After months of promising that it would make federal electronic health records (EHRs) software available to physicians as free downloads, the Centers for Medicare and Medicaid Services (CMS) is instead making an evaluation version of the software available through vendors.
CMS announced yesterday that it was releasing VistA-Office, a version of the EHR software developed by the Veterans Health Administration (VHA) and used throughout veterans hospitals, “to allow for the evaluation of VistA-Office…in physician offices, with particular attention to whether and how physician offices can implement the software effectively.”
The limited release also will allow for future modification of the software as needed to conform to national interoperability standards that are yet to be determined, the CMS announcement states. VistA-Office also will go through the certification process that a Department of Health and Human Services contractor will develop later this year.

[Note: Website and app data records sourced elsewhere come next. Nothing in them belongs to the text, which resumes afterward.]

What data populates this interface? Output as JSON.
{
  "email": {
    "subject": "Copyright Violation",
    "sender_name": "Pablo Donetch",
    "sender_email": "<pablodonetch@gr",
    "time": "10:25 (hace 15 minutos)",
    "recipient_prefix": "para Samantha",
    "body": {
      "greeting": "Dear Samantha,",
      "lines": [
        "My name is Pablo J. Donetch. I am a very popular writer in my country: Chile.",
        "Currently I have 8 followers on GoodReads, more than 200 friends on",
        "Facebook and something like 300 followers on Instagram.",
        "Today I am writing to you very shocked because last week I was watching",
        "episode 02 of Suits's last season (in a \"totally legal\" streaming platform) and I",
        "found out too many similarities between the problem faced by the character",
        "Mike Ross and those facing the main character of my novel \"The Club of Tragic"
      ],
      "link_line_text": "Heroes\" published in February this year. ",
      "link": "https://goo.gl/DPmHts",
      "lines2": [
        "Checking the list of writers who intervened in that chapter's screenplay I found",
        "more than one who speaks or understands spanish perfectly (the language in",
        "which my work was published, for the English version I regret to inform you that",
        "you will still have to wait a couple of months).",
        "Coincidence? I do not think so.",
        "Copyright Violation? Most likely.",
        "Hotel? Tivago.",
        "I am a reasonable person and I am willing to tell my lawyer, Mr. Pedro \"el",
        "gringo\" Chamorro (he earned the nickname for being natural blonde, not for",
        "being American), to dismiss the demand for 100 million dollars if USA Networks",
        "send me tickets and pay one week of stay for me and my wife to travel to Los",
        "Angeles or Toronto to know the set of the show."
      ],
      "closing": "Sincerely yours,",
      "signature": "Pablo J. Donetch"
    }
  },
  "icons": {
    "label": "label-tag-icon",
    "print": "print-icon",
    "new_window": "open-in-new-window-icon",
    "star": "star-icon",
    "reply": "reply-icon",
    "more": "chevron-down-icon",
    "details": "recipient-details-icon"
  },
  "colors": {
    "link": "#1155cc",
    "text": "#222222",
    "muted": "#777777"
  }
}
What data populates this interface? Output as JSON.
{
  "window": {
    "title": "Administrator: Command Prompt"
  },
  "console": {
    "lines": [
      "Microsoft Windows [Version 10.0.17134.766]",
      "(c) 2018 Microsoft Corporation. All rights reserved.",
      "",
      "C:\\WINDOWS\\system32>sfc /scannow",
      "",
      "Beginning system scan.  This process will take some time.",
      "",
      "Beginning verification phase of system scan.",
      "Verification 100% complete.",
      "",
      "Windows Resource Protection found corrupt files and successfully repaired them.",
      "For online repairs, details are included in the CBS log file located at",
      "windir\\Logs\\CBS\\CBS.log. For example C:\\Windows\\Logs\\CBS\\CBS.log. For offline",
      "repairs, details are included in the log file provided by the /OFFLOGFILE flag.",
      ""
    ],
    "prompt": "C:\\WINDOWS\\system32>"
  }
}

Four vendors have been authorized to install the software. They are located in Florida, Texas and California.
CMS’ announcement emphasizes that the software is not free. Users must pay licensing fees for the database program, Cache from InterSystems, and for Current Procedural Terminology codes. In addition, vendors will charge for installation, support and maintenance services.
One of the vendors, Don Meehan of Document Storage Systems in Juno Beach, Fla., said his company will install the system in a 10-physician obstetrics and gynecology practice in Washington, D.C., in the next month.
Meehan, formerly the chief information officer for a VHA regional network, said the Washington, D.C., installation is expected to be a model for others to follow.
Although VistA-Office was installed at some test sites, he said, the software was frequently revised and the sites “were more like alpha sites.” Most of the participating doctors became frustrated and declined to use the system, Meehan said.
Document Storage Systems, whose employees have experience with VHA’s software, is doing the Washington, D.C., installation at no charge, but expects to charge doctors for its services, he said.
Meehan said his company would do either a turnkey installation in which it would configure the system as needed, install it on the office network, train users and provide support, or it would offer an application service provider model in which VistA-Office would be hosted at Document Storage Systems.
The turnkey installation would be more expensive and better suited to larger medical offices, he said.